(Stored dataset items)
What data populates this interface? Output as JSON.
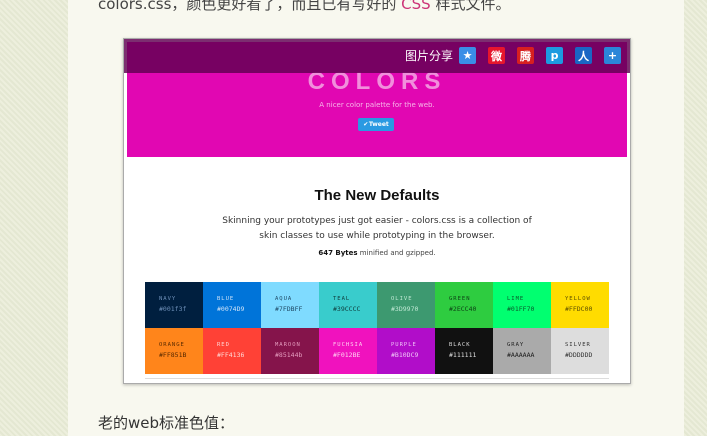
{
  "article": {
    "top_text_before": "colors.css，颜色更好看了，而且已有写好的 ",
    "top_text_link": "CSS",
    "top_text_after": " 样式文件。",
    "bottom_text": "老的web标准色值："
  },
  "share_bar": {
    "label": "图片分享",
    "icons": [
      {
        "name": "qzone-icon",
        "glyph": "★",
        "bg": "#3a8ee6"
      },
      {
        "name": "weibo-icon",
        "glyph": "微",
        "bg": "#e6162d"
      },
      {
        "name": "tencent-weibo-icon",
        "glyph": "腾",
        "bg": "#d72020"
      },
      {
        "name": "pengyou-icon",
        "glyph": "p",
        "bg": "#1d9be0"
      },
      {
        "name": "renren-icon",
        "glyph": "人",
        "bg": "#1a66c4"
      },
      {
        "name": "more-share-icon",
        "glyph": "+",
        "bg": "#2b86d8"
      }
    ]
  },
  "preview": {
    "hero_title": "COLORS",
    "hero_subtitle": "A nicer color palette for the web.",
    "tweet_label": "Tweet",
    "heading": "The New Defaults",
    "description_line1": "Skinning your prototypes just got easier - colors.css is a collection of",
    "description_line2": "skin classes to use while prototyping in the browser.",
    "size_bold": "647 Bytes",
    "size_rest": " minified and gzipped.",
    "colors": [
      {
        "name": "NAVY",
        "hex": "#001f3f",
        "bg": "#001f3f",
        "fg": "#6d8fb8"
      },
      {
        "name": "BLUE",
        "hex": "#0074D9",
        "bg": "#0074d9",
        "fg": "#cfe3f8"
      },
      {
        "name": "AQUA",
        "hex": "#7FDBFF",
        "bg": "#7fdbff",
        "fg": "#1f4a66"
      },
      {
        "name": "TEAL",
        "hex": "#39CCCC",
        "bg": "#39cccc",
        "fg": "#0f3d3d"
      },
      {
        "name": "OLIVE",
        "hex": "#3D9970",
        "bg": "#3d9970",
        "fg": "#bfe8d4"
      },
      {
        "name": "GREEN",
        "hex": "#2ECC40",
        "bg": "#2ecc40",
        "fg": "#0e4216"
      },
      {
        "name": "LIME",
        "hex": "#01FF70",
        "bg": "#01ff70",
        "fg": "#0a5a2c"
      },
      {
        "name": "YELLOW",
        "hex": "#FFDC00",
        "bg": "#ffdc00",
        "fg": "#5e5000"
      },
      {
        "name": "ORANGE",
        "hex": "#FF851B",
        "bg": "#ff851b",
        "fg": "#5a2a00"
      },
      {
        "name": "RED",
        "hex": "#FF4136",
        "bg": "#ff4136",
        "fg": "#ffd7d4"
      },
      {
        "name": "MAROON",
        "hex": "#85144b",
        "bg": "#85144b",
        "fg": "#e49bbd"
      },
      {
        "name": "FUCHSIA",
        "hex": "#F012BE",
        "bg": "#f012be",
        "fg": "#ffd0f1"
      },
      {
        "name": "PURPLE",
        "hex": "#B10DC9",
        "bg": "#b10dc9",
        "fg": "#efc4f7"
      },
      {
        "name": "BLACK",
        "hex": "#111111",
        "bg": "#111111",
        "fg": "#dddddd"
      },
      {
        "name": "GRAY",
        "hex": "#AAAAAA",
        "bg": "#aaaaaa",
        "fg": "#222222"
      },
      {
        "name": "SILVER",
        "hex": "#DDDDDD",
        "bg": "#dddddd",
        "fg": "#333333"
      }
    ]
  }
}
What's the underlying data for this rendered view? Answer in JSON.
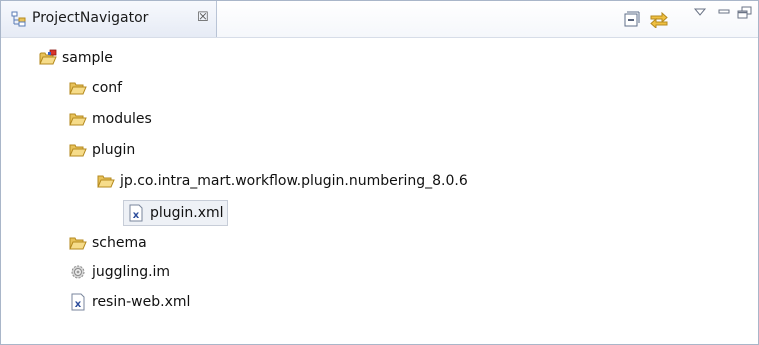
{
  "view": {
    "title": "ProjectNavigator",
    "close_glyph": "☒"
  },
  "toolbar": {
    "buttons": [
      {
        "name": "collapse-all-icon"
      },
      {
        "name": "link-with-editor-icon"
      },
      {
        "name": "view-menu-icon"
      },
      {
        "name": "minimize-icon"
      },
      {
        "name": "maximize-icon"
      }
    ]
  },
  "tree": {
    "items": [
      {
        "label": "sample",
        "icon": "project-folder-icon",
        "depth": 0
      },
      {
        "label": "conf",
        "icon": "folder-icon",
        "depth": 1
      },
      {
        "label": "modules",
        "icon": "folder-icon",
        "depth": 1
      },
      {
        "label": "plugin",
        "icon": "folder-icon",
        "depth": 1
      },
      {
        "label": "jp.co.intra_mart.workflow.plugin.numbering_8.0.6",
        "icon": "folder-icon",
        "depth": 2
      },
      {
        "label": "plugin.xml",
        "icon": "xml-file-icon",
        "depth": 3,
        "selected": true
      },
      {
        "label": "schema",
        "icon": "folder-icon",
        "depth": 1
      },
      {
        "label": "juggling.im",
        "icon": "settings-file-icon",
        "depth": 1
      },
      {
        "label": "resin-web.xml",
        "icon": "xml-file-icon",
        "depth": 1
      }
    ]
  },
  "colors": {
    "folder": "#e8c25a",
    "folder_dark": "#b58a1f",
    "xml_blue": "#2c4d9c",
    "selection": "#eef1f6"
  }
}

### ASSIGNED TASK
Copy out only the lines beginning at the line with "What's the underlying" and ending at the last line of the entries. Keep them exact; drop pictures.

### OUTPUT FOR THIS EXERCISE
What's the underlying data for this rendered view? Answer in JSON.
{
  "view": {
    "title": "ProjectNavigator",
    "close_glyph": "☒"
  },
  "toolbar": {
    "buttons": [
      {
        "name": "collapse-all-icon"
      },
      {
        "name": "link-with-editor-icon"
      },
      {
        "name": "view-menu-icon"
      },
      {
        "name": "minimize-icon"
      },
      {
        "name": "maximize-icon"
      }
    ]
  },
  "tree": {
    "items": [
      {
        "label": "sample",
        "icon": "project-folder-icon",
        "depth": 0
      },
      {
        "label": "conf",
        "icon": "folder-icon",
        "depth": 1
      },
      {
        "label": "modules",
        "icon": "folder-icon",
        "depth": 1
      },
      {
        "label": "plugin",
        "icon": "folder-icon",
        "depth": 1
      },
      {
        "label": "jp.co.intra_mart.workflow.plugin.numbering_8.0.6",
        "icon": "folder-icon",
        "depth": 2
      },
      {
        "label": "plugin.xml",
        "icon": "xml-file-icon",
        "depth": 3,
        "selected": true
      },
      {
        "label": "schema",
        "icon": "folder-icon",
        "depth": 1
      },
      {
        "label": "juggling.im",
        "icon": "settings-file-icon",
        "depth": 1
      },
      {
        "label": "resin-web.xml",
        "icon": "xml-file-icon",
        "depth": 1
      }
    ]
  },
  "colors": {
    "folder": "#e8c25a",
    "folder_dark": "#b58a1f",
    "xml_blue": "#2c4d9c",
    "selection": "#eef1f6"
  }
}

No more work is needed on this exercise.